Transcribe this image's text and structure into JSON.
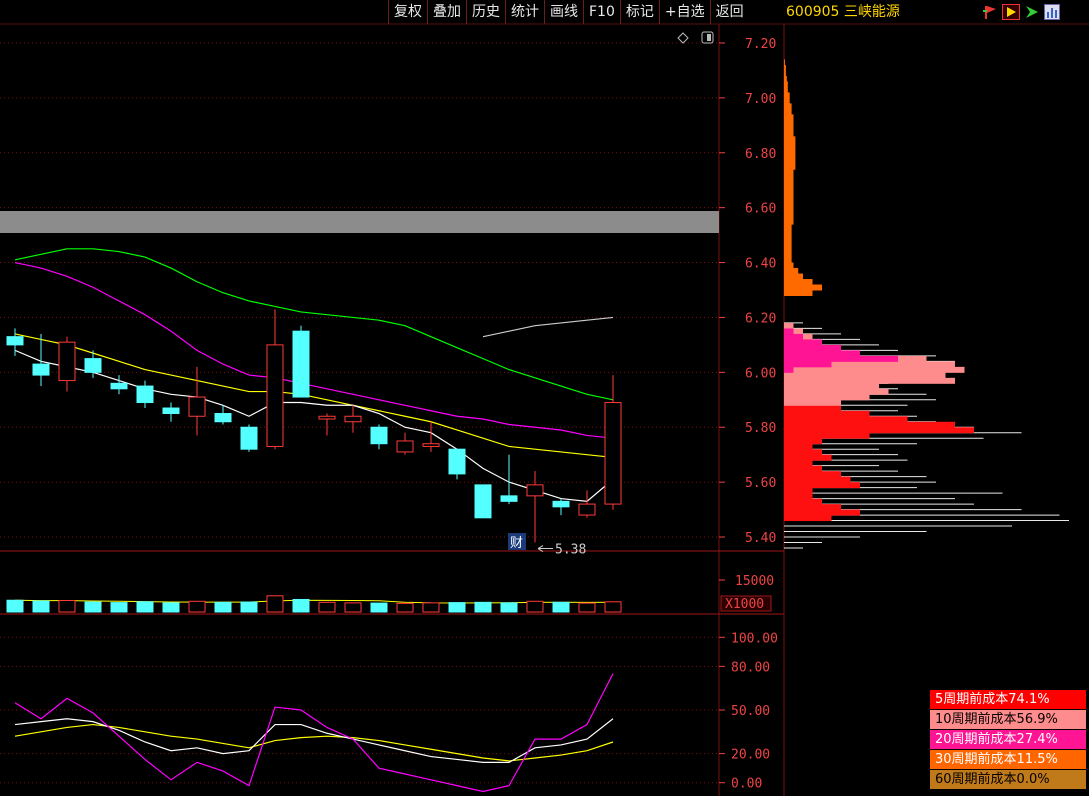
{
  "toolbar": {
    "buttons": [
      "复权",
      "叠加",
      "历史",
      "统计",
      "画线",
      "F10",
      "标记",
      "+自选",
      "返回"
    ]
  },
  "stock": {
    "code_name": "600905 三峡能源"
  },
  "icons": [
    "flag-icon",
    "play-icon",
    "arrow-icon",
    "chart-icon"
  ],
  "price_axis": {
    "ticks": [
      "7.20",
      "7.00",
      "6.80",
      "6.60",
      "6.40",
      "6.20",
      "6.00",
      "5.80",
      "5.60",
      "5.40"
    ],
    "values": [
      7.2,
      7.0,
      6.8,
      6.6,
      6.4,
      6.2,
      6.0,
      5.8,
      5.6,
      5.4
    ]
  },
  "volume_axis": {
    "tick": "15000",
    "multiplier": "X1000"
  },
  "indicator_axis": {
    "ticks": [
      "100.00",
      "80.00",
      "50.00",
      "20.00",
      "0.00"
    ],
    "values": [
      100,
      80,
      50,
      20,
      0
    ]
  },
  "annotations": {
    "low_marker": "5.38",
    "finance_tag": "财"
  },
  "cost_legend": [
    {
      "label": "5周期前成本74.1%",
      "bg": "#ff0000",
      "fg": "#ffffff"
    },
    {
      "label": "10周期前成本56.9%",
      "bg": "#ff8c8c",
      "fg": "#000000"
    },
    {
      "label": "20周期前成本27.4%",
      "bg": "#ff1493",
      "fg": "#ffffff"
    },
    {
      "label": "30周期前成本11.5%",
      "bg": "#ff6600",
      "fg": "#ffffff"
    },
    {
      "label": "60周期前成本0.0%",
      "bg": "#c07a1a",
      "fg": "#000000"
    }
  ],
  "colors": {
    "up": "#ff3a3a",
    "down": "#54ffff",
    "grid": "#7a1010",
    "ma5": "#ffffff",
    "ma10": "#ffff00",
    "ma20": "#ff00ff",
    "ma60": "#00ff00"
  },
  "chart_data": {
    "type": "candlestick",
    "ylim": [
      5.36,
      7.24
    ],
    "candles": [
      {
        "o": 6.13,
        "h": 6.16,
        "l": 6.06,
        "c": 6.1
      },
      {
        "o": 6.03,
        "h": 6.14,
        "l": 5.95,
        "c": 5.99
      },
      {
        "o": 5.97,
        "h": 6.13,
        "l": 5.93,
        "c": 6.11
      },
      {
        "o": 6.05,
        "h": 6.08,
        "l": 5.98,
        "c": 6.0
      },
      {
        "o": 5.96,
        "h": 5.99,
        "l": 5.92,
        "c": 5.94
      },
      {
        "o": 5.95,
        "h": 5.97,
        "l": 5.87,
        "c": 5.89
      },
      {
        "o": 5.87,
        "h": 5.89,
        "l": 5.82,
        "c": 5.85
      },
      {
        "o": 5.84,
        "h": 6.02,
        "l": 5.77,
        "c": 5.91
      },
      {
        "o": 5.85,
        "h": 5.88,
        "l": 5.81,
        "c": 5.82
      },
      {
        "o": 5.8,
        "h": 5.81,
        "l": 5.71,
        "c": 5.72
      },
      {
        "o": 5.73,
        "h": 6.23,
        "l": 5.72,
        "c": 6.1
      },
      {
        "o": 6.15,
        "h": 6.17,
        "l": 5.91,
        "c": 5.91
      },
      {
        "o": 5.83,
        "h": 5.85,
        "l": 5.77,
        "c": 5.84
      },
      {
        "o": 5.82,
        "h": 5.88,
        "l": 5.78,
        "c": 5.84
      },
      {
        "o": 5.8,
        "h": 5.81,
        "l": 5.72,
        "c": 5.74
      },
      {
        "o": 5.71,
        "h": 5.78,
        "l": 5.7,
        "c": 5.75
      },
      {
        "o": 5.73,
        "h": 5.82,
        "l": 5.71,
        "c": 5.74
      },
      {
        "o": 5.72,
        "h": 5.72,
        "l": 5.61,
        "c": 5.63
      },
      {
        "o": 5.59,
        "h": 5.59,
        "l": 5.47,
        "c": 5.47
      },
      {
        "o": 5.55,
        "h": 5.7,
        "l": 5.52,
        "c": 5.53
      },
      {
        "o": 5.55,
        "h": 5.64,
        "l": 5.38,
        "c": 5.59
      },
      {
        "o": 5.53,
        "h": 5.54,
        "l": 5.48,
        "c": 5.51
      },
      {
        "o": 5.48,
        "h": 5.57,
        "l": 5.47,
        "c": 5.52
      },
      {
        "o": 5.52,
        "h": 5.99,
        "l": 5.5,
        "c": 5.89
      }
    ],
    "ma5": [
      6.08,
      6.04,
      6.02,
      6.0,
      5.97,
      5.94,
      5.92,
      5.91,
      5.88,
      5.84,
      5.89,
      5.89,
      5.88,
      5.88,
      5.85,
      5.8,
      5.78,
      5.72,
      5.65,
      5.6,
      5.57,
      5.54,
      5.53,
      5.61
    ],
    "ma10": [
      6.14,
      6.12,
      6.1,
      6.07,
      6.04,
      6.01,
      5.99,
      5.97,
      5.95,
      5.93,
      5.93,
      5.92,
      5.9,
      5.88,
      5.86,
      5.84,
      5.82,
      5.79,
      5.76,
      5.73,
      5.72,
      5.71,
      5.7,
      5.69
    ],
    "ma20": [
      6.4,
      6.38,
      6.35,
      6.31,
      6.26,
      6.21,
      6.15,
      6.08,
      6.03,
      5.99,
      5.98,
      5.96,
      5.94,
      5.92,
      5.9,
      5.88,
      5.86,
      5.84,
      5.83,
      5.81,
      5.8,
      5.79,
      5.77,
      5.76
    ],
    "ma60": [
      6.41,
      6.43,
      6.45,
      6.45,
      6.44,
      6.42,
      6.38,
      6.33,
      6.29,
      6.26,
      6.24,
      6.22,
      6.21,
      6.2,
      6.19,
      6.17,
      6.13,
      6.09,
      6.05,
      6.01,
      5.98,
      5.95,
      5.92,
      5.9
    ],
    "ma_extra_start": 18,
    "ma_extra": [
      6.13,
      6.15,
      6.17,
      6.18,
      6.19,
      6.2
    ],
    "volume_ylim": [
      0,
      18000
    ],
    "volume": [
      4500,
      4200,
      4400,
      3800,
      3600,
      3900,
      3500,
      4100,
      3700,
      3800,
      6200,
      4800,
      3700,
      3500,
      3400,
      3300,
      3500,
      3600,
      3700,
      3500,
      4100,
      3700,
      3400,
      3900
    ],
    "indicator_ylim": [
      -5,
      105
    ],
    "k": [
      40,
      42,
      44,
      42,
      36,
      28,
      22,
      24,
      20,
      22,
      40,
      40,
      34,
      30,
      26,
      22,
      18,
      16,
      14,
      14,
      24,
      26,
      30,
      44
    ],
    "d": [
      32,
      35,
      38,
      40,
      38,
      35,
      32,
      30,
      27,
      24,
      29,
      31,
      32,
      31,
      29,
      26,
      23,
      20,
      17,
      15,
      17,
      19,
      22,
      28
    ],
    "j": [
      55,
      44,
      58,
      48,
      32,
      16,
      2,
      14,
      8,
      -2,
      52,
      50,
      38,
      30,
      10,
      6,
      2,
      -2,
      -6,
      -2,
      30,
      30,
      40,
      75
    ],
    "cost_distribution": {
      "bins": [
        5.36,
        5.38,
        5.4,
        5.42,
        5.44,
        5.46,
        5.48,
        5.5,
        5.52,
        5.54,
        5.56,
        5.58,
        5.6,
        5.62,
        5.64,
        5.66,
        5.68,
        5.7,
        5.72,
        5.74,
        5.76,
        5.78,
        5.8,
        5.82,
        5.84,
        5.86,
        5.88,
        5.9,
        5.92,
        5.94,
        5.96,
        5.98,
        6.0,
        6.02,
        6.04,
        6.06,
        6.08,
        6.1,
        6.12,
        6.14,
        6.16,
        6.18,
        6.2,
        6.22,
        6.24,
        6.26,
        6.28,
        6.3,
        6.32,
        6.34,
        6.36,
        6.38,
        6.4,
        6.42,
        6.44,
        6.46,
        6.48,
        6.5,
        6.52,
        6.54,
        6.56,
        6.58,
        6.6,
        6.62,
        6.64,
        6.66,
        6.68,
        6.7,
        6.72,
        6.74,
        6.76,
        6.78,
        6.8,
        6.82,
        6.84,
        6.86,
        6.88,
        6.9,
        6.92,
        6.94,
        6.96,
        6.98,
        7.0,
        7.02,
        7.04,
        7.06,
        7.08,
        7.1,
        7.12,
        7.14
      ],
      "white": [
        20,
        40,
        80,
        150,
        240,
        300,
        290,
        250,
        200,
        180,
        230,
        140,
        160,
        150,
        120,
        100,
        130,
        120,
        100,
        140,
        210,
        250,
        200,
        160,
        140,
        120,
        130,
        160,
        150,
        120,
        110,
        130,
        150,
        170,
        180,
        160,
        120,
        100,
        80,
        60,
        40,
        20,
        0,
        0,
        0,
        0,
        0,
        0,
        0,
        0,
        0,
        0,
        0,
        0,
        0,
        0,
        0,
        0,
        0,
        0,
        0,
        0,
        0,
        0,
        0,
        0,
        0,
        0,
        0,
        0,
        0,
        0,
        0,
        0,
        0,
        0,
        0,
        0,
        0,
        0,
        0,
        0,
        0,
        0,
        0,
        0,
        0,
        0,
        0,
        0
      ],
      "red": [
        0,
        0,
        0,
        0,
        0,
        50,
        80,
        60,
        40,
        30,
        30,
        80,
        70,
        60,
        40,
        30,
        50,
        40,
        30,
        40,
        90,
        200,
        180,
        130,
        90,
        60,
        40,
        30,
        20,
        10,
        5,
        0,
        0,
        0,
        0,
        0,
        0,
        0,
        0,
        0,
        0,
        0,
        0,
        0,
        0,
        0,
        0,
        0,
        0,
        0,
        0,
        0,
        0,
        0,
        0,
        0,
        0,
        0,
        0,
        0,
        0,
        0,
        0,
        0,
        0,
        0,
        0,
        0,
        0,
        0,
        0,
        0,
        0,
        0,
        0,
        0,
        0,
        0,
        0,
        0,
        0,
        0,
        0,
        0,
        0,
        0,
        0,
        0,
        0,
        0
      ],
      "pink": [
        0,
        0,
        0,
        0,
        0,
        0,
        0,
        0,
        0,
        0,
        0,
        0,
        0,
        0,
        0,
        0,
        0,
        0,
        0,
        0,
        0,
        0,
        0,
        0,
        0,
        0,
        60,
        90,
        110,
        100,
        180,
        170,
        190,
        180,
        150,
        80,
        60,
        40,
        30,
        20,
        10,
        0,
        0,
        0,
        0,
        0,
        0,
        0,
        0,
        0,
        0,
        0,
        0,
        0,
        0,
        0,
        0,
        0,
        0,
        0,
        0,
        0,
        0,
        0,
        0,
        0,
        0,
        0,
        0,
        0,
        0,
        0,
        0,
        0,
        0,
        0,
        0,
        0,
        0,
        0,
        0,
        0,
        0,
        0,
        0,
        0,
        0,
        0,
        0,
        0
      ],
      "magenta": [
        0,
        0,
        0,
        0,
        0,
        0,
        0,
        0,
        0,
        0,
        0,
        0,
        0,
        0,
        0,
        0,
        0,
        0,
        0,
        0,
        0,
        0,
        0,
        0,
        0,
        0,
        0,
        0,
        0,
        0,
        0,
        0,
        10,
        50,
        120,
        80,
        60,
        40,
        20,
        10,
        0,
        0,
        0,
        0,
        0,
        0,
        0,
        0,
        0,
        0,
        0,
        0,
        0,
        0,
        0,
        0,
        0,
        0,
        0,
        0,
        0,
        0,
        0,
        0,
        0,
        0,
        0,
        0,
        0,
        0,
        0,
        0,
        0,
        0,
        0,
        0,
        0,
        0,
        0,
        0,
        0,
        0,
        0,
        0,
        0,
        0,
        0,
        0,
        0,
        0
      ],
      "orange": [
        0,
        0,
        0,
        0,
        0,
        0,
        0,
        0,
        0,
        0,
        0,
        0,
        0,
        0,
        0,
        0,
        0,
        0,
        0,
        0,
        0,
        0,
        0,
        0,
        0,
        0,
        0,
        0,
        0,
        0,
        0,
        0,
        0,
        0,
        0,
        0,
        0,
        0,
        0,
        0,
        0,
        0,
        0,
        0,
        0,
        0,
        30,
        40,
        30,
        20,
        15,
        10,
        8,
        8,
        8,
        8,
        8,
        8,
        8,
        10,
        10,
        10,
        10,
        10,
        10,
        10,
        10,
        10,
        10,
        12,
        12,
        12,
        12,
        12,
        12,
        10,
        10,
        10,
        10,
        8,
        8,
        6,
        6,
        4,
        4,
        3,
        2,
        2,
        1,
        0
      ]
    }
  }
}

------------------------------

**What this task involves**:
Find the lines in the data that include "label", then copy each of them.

**Written solution**:
      "label": "5周期前成本74.1%",
      "label": "10周期前成本56.9%",
      "label": "20周期前成本27.4%",
      "label": "30周期前成本11.5%",
      "label": "60周期前成本0.0%",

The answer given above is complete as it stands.